Red eggs are given to Orthodox Christians after the Easter Liturgy. They crack their eggs against each other’s. I assume that these eggs are hard boiled otherwise the church could become a mess. The cracking of the eggs symbolizes a wish to break away from the bonds of sin and misery and enter the new life issuing from Christ’s resurrection. In some Christian churches, priests bless and sprinkle eggs with holy water.

In my family home, several days before Easter, mother boiled chicken eggs in their shells until the egg yolk was hard, removed the shells, and placed the eggs in red beet juice in a large jar. The juice permeated the white layer of eggs and turned them pink (red). As children, we had no idea of the significance of these “red beet hard-boiled eggs.” We just knew that they were always served with the Easter meal and tasted good.

April 10, 2018; Copyright Carolyn A. Roth. This post is from my new book: Connecting the Church Calendar, 101 Meditations for Church Season. Check it out at http://www.CarolynRothMinistry.com/

The Last Supper

Bible Reference: Luke 22:7-23.

For Christians, the Passover meal Christ celebrated with his apostles is called the Last Supper and the Guest Room known as the Upper Room. Area maps showed that the Upper Room was south of the Temple near the Gihon Spring. A path led from the Upper Room through the Kidron Valley to the Garden of Gethsemane. The date for the Passover meal in 33 A.D. was Thursday, April 22 (Wallace, 2012).

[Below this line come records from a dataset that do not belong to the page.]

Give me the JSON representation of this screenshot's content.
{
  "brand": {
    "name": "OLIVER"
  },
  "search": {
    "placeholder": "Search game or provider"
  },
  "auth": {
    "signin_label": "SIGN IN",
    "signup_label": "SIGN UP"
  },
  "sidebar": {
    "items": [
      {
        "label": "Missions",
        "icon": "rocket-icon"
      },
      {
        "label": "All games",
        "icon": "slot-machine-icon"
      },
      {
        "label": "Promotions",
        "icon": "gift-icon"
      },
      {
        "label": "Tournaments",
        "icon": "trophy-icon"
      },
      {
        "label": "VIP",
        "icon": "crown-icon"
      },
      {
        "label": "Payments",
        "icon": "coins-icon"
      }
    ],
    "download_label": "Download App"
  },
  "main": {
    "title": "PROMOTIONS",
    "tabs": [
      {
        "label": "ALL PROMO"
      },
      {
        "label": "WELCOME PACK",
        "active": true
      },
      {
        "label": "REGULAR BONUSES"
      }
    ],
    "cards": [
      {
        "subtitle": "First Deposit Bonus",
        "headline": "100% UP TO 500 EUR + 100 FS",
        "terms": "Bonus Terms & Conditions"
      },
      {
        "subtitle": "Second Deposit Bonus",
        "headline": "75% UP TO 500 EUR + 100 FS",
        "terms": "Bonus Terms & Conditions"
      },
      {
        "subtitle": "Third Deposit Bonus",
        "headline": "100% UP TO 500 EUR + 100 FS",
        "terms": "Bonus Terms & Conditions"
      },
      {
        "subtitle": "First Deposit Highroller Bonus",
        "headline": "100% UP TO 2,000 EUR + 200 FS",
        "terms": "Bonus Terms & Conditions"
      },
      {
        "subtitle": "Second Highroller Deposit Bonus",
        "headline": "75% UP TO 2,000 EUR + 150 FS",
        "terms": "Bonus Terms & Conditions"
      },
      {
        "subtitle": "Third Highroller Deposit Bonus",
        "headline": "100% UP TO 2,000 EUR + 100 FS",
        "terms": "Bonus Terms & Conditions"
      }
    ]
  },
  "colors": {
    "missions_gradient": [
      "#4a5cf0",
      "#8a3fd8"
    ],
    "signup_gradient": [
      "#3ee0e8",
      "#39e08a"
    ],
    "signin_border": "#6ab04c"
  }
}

The central food in the Passover meal was a one-year-old unblemished male lamb. This lamb symbolized Christ, the unblemished lamb who was sacrificed for sins. Another food in the Passover Meal was bitter herbs which were associated with the bitterness of Israelite life in Egypt. The type of bitter herb used for the Passover meal was not specified in the Bible; it could have been endive, lettuce, dandelion, etc, or another herb that grew around Jerusalem.

When Christ offered the Passover bread and the third cup of Passover wine to his apostles at the Last Supper, he initiated a Christian ritual — Holy Eucharist. The bread and wine symbolized Christ’s body which would be broken and his blood which would be shed for mankind.  In many Christian churches, the Eucharist is offered every week to congregates as a memorial of Christ’s sacrifice and to give them strength in their Christian walk.

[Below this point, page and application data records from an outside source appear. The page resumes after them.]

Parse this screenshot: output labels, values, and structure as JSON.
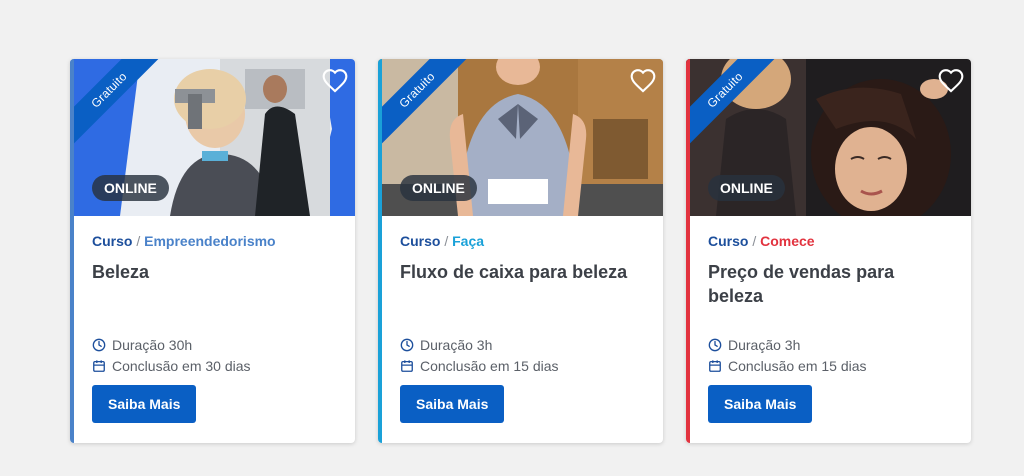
{
  "cards": [
    {
      "ribbon": "Gratuito",
      "badge": "ONLINE",
      "crumb_type": "Curso",
      "crumb_sep": "/",
      "crumb_category": "Empreendedorismo",
      "category_color": "#4a82c9",
      "accent_color": "#4a82c9",
      "title": "Beleza",
      "duration": "Duração 30h",
      "completion": "Conclusão em 30 dias",
      "button": "Saiba Mais"
    },
    {
      "ribbon": "Gratuito",
      "badge": "ONLINE",
      "crumb_type": "Curso",
      "crumb_sep": "/",
      "crumb_category": "Faça",
      "category_color": "#1aa1d8",
      "accent_color": "#1aa1d8",
      "title": "Fluxo de caixa para beleza",
      "duration": "Duração 3h",
      "completion": "Conclusão em 15 dias",
      "button": "Saiba Mais"
    },
    {
      "ribbon": "Gratuito",
      "badge": "ONLINE",
      "crumb_type": "Curso",
      "crumb_sep": "/",
      "crumb_category": "Comece",
      "category_color": "#e2333f",
      "accent_color": "#e2333f",
      "title": "Preço de vendas para beleza",
      "duration": "Duração 3h",
      "completion": "Conclusão em 15 dias",
      "button": "Saiba Mais"
    }
  ],
  "icons": {
    "favorite": "heart-outline-icon",
    "duration": "clock-icon",
    "completion": "calendar-icon"
  },
  "colors": {
    "primary_button": "#0a5fc4",
    "ribbon": "#0a5fc4",
    "crumb_type": "#1d4f9c"
  }
}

Dandelion

Known since the time of Moses, the dandelion is used to illustrate bitter herbs in the Last Supper.  The species name of dandelion is Taraxacom officinale.  It has numerous common names to include puff ball, Irish daisy, and wine’s snout. In Israel, dandelions grow from the extreme north at Mount Hermon south to the Negev Dessert.

Dandelion is a perennial herb. Leaves grow directly from the root in a rosette pattern; often leaves grow more horizontal than upright. Flower stems are erect, smooth, and hollow.  Normally flower stems grow about 6-8 inches in length; however, a dandelion plant left un-accosted in my flower bed had a 12-inch flower stem. The flower has a golden yellow head that is 1.5-2 inches in diameter. Did you know that dandelion flowers close at night and open at daylight?

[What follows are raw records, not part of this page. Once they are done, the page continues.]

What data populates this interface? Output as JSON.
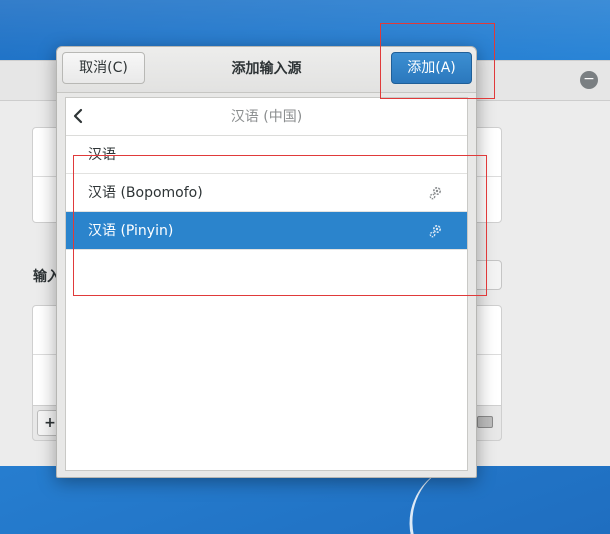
{
  "dialog": {
    "title": "添加输入源",
    "cancel_label": "取消(C)",
    "add_label": "添加(A)",
    "back_title": "汉语 (中国)",
    "items": [
      {
        "label": "汉语",
        "has_settings": false,
        "selected": false
      },
      {
        "label": "汉语 (Bopomofo)",
        "has_settings": true,
        "selected": false
      },
      {
        "label": "汉语 (Pinyin)",
        "has_settings": true,
        "selected": true
      }
    ]
  },
  "background_window": {
    "section_fragment": "输入"
  },
  "colors": {
    "accent": "#2b84cc",
    "annotation": "#e03a3a"
  },
  "icons": {
    "back": "chevron-left-icon",
    "settings": "gear-icon",
    "close": "close-icon",
    "add": "plus-icon",
    "keyboard": "keyboard-icon"
  }
}
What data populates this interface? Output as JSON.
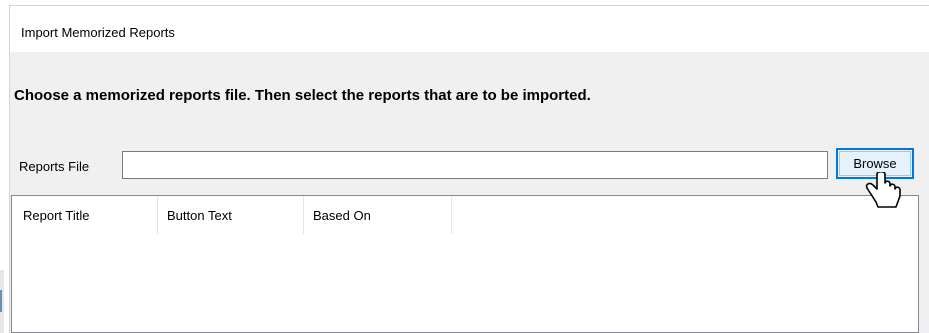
{
  "window": {
    "title": "Import Memorized Reports"
  },
  "instruction": "Choose a memorized reports file.  Then select the reports that are to be imported.",
  "reports_file": {
    "label": "Reports File",
    "value": "",
    "browse_label": "Browse"
  },
  "list": {
    "columns": [
      "Report Title",
      "Button Text",
      "Based On"
    ]
  },
  "colors": {
    "accent": "#0078d7",
    "window_bg": "#f0f0f0",
    "titlebar_bg": "#ffffff"
  },
  "icons": {
    "cursor": "mouse-pointer-icon"
  }
}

Although dandelion leaves have a bitter flavor, the plant is cultivated as a salad crop. My mother served yard (not garden) dandelion greens with hard boiled eggs, bacon, and a tangy warm dressing.  A cousin used young dandelion flowers to make wine.

Symbolism: Lion’s tooth

The word dandelion comes from the French phrase “dent de lion” which means “lion’s tooth” because of the jagged shape of leaves. The dandelion, the bane of home-owners and farmers, hardly seems to warrant a French name as grand as lion’s tooth.  “Lion’s tooth” reminds us of Christ. When Christ came to earth two millennia ago, he came as a humble suffering servant.  When he returns to earth the second time, Christ will return as a lion. He will be a military leader who will rend and tear those individuals who set themselves against him.

Reflection: Have you encountered Christ in his role of suffering servant or will you encounter him the first time as a military leader?

I love Bible plants along with their symbolism. If you want to learn more about them, read my two books: 1) Rooted in God 2 and 2) God as a Gardener. You can purchase them from my website: Carolyn Roth Ministry at http://www.CarolynRothMinistry.com/

Copyright: Carolyn A. Roth, 3/18